* _What you have to do_
Hunt for the word "JSON" across the entries below, copying each line that holds it.

Web page and app entries
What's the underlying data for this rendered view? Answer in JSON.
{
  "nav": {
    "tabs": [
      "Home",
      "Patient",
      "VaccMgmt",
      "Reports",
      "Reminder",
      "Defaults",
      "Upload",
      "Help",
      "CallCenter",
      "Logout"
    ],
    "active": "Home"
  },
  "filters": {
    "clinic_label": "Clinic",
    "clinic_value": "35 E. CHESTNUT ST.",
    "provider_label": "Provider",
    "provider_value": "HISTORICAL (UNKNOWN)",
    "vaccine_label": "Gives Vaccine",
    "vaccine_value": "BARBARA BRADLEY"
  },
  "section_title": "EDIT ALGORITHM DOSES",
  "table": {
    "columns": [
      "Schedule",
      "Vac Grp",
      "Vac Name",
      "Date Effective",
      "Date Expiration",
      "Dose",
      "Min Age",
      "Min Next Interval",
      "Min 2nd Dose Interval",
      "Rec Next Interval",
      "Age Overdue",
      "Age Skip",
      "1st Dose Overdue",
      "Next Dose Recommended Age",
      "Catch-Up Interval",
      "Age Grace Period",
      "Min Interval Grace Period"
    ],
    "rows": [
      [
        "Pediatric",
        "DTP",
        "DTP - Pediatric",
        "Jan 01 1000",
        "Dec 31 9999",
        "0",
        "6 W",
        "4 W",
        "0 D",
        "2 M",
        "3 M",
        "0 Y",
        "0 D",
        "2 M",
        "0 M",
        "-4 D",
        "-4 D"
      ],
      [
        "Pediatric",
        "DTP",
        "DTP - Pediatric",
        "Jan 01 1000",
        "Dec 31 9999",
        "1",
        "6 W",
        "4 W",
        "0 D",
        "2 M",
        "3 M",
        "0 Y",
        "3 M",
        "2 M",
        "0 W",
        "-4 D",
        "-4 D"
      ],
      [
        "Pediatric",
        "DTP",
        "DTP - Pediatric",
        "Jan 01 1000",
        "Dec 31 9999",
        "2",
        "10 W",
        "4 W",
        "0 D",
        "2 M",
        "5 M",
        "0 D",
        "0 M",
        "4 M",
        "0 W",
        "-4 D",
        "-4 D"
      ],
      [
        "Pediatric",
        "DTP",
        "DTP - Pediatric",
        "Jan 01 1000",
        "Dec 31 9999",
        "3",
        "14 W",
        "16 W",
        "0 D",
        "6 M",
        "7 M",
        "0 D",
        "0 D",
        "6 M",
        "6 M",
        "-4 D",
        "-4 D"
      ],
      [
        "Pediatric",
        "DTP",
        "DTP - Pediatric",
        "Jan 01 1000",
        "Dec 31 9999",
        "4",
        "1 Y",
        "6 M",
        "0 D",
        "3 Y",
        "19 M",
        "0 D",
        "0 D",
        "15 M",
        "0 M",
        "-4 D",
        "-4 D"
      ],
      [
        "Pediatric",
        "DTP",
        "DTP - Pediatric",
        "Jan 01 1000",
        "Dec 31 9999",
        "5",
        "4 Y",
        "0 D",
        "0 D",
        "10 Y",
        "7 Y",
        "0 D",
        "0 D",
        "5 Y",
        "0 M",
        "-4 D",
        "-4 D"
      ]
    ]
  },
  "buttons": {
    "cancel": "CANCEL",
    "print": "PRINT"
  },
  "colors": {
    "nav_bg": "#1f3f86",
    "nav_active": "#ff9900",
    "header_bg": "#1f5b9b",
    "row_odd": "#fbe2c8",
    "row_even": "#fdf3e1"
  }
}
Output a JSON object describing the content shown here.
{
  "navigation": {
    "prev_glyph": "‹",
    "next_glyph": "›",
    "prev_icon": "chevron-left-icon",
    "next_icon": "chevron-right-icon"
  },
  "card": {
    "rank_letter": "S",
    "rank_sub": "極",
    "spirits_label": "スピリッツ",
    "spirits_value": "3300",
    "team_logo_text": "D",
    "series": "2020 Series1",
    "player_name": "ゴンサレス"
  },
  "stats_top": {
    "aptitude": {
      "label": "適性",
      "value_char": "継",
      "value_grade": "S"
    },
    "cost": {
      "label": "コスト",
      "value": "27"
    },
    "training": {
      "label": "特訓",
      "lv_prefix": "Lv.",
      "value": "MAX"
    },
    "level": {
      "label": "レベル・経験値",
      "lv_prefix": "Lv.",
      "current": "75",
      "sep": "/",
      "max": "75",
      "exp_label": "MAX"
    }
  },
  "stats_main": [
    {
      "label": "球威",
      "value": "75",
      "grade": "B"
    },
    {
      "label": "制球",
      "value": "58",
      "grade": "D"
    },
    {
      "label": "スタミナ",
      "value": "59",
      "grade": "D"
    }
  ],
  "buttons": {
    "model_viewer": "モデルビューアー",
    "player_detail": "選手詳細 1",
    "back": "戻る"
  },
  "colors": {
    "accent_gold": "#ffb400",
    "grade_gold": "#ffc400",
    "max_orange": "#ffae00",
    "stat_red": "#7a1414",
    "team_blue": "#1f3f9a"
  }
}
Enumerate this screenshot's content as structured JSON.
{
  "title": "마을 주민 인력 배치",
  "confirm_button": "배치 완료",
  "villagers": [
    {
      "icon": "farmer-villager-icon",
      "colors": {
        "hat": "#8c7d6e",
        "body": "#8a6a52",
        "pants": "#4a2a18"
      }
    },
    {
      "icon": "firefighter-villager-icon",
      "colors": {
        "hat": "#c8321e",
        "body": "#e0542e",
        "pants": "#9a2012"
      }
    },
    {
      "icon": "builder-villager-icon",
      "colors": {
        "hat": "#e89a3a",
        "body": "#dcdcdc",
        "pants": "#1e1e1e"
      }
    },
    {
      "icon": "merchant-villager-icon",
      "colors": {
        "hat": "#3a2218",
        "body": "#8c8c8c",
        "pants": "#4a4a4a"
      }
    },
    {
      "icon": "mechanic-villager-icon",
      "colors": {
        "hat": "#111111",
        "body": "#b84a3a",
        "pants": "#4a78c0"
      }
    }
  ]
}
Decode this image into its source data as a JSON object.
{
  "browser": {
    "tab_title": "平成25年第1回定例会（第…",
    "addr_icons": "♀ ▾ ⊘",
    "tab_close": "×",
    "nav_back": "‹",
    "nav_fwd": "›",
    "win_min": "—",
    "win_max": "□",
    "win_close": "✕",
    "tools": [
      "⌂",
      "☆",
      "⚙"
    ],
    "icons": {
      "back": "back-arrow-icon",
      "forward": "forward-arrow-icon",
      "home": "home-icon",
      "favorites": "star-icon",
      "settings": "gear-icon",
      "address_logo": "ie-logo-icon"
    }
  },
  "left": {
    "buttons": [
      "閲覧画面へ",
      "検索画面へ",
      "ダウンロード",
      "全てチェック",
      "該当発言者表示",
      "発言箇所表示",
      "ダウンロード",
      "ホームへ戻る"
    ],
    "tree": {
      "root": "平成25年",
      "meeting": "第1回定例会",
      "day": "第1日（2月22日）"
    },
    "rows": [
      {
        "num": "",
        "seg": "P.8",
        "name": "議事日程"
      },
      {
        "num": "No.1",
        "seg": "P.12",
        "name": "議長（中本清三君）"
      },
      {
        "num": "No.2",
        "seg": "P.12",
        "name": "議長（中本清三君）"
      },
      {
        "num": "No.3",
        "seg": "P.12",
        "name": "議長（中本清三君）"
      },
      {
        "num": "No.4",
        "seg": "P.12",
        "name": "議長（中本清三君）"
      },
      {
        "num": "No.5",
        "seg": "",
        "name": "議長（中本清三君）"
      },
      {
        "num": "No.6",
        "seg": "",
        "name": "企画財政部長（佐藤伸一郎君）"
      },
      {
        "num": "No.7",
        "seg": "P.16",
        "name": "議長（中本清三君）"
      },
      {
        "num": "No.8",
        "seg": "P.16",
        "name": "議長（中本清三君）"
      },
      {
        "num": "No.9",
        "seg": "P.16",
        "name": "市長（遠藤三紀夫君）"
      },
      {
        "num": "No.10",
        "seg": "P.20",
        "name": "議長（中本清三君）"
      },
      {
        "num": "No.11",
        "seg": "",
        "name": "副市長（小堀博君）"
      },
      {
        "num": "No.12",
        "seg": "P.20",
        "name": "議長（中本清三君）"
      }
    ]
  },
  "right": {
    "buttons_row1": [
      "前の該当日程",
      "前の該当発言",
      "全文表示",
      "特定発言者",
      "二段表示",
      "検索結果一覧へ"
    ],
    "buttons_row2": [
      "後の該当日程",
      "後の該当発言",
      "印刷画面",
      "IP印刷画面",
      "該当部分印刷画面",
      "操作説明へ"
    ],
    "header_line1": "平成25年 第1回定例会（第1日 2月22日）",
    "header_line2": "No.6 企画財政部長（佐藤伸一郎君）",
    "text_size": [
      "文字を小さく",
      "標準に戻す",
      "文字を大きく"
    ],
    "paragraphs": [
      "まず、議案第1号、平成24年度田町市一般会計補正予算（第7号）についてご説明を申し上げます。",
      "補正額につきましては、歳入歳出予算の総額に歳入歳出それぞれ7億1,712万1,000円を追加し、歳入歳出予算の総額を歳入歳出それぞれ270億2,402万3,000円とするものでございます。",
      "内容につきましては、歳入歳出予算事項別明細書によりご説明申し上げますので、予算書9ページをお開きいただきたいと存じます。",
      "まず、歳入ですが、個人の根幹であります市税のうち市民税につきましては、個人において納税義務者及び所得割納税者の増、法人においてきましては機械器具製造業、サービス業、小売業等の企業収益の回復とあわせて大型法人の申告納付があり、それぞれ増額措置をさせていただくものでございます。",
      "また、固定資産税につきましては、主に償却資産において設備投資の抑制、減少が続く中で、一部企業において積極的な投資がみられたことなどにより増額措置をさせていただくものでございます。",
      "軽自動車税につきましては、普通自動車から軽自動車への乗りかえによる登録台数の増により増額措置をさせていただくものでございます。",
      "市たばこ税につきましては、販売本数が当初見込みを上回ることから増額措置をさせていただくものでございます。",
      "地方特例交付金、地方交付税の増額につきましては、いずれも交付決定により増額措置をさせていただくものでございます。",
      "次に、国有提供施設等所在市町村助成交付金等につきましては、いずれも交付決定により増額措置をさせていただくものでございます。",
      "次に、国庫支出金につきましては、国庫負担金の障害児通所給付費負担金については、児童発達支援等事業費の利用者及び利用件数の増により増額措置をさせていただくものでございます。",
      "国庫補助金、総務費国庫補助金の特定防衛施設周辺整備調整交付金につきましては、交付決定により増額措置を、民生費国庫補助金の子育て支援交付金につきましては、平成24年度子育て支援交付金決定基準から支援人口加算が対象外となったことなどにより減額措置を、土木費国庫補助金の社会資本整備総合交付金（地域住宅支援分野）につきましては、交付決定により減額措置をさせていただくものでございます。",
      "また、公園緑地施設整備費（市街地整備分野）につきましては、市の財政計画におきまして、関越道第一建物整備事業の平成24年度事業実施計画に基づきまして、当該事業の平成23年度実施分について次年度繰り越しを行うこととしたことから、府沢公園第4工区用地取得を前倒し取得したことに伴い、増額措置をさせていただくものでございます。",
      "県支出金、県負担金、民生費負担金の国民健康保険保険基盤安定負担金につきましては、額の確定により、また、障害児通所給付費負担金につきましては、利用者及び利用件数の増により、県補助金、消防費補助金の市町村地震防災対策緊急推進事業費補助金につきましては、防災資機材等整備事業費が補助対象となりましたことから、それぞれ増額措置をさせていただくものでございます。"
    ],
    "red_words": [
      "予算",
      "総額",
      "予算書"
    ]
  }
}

* _The answer_
What's the underlying data for this rendered view? Answer in JSON.
Output a JSON object describing the content shown here.
Enumerate this screenshot's content as structured JSON.
Decode this image into its source data as a JSON object.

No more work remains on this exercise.